Sunday, May 9, 2010

Schumann Haus and Bach Museum in Leipzig

I'm sorry for being lazy to update my blog. I came back to Berlin on May 7th after the concert in Helsinki. I do like travelling around, but coming back home always makes me feel good :-)

Today, I visited a friend in Leipzig and spent a wonderful time. We went to the Schumann Haus and the Bach Museum. As I'm currently working on pieces by these two composers, they were so inspiring to me.

There are at least 6 Schumann Hauses in Germany (Zwickau, Düsseldorf, Bonn, Trier, Metz and Leipzig), but this house in Leipzig is quite important to me, because this is where Robert and Clara lived together after their marriage and Robert wrote his amazing song cycle and his piano concerto for Clara, although he dedicated them to other people (supposedly for friendship?).

I enjoyed discovering the background of the composition of the Piano Concerto and seeing the manuscript of the Fantasy for piano and orchestra, which became the first movement of the Piano Concerto later on.

There were many quotes of R.Schumann, but I especially liked the following, which he wrote in a letter to his former teacher, Mr.Johann Gottfried Kuntsch, in 1832.

"Die Fugen selbst hab'ich der Reihe nach bis in ihre feinsten Zweigen zergeliedert; der Nutzen davon ist groß und wie von einer moralisch-stärkenden Wirkung auf den ganzen Menschen, denn Bach war ein Mann -durch und durch; bei ihm gibt's nichts Halbes, Krankes, ist alles wie für ewige Zeiten geschrieben."

("I have dissected Fugues (by Bach) themselves, one by one, up to their finest branches. The value is great, like a morally fortifying effect on the entire person, because Bach was a man, through and through; with him there's nothing halfway or sick, everything is written as if for eternity.")

The Bach Museum opened this March in front of the St.Thomas Church, where Bach was working as Cantor and Music Director for many years. The building looks symple, but the inside is full of modern technology. It is the most modernized museum of a classical composer I've ever seen! (Well, La Maison Erik Satie in Honfleur was also quite amusing with modern technology.)

I especially enjoyed the special exhibition "Meisterwerke im Wochentakt" (Masterpieces on a weekly basis"), where I could see some parts of his manuscript of cantatas, listen to its recordings with a headphone and read of course its conception and background. I was also amazed to see the family tree of Bach, even though I knew that he had many children (20 in total, but only 10 survived infancy!) . There was a room where you can sit on a comfortable sofa and listen to any work of Bach with headphone, searching by the BWV catalogue or title or instruments.
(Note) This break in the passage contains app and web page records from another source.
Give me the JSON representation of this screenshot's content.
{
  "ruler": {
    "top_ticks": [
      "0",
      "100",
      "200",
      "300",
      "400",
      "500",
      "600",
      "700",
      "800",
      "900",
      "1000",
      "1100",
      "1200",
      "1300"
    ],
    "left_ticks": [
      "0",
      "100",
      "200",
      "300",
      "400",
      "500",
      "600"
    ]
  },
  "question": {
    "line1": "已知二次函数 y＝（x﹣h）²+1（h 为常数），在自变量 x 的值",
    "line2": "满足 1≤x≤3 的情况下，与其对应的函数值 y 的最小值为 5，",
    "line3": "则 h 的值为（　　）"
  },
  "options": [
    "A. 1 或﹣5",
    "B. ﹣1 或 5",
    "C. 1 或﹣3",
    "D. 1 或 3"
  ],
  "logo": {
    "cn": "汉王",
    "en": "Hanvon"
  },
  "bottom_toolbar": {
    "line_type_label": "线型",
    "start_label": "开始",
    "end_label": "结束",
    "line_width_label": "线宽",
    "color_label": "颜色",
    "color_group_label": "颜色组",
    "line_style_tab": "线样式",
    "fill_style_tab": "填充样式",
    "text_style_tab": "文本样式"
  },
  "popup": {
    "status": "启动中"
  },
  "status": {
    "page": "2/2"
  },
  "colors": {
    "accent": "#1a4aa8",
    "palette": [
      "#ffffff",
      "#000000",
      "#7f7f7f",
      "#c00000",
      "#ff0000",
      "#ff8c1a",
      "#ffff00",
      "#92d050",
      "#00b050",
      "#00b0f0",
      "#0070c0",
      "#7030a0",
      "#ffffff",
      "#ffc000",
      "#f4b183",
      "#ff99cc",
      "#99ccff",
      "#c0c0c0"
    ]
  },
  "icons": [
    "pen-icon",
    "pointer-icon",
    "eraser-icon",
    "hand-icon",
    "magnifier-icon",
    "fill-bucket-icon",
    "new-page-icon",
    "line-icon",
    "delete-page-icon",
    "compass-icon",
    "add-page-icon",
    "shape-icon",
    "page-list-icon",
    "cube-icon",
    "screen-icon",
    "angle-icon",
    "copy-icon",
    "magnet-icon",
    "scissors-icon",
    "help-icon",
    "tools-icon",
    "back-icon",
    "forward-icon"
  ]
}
But be careful, it is so relaxing that you can easily forget the time!

Anyway, the visit of those two museums fortified my motivation to work on their music (the Schumann's piano concerto and the Bach's Art of Fugue) enormously!